▶ **What you will do**:
Pick each line containing the word "微信运动等" out of the data below.

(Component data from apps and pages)
----------------------------------------

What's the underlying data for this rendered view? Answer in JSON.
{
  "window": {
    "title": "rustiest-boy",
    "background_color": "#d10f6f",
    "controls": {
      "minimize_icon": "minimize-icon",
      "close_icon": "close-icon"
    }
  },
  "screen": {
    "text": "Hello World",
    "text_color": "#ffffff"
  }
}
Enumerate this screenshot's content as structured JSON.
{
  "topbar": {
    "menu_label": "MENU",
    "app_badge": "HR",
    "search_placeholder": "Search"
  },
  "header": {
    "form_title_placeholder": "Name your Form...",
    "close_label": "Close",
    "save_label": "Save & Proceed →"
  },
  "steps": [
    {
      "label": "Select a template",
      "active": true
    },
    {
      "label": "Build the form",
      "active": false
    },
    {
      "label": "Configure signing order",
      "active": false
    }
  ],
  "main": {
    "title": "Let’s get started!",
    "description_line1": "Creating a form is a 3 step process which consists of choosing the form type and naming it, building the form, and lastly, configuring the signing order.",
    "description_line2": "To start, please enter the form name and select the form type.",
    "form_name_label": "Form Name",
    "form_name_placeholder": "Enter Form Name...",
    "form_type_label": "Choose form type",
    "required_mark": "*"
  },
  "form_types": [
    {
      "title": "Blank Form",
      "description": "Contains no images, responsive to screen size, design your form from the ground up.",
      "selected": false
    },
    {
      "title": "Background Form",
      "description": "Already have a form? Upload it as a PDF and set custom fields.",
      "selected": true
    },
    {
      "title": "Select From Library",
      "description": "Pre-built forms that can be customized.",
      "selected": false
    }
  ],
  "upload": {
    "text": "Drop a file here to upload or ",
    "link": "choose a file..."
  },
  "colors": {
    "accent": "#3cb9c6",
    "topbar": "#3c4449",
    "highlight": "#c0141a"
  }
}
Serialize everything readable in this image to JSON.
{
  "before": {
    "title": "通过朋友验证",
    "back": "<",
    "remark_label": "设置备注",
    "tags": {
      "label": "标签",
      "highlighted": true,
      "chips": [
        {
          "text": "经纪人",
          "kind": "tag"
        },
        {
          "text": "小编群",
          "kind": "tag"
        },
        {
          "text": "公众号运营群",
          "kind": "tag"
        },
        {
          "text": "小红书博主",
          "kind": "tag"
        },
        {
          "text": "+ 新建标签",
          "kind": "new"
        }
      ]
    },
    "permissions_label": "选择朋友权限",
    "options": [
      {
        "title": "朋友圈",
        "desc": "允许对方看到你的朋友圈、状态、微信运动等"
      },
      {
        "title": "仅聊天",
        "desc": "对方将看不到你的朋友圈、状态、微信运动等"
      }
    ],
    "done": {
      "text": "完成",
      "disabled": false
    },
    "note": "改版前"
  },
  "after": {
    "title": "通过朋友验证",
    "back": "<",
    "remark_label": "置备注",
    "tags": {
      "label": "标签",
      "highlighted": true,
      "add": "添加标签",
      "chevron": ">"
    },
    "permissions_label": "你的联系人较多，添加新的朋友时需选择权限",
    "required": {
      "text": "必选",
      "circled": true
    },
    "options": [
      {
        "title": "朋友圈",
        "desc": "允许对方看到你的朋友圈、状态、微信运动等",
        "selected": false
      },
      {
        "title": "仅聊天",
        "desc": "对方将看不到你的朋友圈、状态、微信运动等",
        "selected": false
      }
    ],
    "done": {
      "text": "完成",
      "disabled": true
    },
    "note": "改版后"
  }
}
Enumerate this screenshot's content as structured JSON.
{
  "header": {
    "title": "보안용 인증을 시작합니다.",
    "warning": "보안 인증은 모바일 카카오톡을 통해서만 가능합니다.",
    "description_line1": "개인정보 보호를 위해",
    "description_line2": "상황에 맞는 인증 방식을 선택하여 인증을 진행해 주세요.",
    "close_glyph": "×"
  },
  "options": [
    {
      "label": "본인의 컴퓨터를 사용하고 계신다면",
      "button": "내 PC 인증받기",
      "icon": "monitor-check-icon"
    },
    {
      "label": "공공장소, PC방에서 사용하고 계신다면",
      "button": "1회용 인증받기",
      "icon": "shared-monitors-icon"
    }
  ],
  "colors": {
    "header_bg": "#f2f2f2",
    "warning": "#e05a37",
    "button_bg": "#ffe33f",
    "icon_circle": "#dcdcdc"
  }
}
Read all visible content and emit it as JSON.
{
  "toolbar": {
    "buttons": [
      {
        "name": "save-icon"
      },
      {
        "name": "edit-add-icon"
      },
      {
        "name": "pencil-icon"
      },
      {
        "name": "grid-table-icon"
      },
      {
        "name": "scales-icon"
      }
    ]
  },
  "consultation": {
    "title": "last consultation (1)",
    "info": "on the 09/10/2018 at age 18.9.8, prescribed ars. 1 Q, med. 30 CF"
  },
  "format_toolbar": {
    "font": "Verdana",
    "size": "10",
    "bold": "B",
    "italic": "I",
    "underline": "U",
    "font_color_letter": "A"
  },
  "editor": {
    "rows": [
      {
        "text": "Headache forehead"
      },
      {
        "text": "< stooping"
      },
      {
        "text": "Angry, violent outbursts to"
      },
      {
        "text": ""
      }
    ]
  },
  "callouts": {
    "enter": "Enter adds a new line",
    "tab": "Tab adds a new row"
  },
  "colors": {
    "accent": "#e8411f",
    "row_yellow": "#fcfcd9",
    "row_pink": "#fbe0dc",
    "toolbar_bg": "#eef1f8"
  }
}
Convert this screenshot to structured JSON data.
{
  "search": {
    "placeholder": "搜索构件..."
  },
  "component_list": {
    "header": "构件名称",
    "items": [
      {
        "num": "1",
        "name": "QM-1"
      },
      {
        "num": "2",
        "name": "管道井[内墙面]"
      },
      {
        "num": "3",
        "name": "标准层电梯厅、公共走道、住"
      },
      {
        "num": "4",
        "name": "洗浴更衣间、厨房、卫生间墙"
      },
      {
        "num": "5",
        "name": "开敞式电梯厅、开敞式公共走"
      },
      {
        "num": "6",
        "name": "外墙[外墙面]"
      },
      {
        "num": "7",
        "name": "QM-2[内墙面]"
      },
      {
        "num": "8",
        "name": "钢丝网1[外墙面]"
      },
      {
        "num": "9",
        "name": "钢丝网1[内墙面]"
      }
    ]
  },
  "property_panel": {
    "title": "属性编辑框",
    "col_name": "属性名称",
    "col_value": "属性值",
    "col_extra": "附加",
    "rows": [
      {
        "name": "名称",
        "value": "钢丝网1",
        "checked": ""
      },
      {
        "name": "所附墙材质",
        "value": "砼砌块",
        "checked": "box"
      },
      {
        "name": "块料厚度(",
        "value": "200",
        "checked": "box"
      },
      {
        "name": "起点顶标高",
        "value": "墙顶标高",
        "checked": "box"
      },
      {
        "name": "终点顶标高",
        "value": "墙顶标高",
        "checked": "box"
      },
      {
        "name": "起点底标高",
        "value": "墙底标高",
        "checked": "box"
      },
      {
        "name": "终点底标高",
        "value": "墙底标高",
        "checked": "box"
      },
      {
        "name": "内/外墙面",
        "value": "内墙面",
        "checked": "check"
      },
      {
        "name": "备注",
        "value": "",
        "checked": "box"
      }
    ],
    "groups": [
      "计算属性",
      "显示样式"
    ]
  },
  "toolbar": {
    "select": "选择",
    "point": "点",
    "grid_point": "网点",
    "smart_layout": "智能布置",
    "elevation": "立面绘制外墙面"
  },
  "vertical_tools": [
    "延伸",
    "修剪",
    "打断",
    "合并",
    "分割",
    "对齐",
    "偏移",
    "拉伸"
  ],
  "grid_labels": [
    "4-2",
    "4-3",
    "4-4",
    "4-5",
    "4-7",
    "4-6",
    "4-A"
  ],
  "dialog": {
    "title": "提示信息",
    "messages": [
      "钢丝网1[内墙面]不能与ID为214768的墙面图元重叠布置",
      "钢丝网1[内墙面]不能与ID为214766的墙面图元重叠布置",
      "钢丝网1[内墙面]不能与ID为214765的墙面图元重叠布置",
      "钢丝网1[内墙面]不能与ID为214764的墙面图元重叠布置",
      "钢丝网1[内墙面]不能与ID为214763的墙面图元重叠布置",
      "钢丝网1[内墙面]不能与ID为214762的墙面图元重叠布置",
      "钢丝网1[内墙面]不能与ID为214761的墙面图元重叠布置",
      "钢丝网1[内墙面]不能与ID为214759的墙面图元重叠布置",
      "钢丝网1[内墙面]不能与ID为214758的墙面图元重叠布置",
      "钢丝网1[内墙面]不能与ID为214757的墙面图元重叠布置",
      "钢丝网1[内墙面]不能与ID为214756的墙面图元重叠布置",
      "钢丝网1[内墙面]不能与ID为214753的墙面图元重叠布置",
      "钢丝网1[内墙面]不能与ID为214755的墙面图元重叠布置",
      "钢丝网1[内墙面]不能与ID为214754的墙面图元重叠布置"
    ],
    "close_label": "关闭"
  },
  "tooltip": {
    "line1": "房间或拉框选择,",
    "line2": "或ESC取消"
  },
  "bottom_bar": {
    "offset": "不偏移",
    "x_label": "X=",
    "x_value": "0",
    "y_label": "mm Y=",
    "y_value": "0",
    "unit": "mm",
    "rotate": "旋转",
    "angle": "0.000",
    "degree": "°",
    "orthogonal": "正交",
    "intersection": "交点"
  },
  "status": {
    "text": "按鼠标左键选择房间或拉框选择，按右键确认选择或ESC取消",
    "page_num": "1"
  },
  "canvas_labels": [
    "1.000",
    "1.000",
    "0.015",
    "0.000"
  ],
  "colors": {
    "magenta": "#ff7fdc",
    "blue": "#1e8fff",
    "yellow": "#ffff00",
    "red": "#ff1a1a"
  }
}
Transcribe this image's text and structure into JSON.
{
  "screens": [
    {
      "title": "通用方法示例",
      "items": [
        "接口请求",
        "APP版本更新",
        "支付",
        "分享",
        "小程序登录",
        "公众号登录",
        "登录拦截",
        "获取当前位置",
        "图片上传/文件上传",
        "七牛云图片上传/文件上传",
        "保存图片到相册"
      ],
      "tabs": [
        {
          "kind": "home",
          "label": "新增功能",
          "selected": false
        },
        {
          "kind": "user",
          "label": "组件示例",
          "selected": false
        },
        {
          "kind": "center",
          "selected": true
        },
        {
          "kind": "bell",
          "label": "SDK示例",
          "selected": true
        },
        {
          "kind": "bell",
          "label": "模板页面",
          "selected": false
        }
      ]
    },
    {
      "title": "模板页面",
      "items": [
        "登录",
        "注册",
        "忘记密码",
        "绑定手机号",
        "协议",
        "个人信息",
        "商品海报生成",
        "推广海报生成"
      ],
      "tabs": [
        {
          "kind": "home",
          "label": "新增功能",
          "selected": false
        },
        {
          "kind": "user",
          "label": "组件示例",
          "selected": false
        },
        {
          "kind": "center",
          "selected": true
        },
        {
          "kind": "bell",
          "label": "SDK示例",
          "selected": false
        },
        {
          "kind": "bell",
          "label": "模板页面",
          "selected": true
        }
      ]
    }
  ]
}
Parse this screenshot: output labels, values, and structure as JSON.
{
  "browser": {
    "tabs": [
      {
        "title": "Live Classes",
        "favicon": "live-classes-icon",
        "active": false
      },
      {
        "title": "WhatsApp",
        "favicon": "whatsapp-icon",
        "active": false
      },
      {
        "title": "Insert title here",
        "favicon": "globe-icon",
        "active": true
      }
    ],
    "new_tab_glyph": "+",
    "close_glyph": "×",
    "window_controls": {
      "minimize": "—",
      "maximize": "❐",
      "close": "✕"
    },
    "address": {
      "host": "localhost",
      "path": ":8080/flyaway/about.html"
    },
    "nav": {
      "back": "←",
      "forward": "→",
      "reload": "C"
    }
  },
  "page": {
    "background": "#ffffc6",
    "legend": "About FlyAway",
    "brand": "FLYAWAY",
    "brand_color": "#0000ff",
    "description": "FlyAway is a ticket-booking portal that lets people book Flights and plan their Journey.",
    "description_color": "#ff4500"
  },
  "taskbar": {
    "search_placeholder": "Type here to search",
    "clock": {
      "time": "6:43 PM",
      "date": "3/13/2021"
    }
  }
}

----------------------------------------

▶ **Expected output**:
        "desc": "允许对方看到你的朋友圈、状态、微信运动等"
        "desc": "对方将看不到你的朋友圈、状态、微信运动等"
        "desc": "允许对方看到你的朋友圈、状态、微信运动等",
        "desc": "对方将看不到你的朋友圈、状态、微信运动等",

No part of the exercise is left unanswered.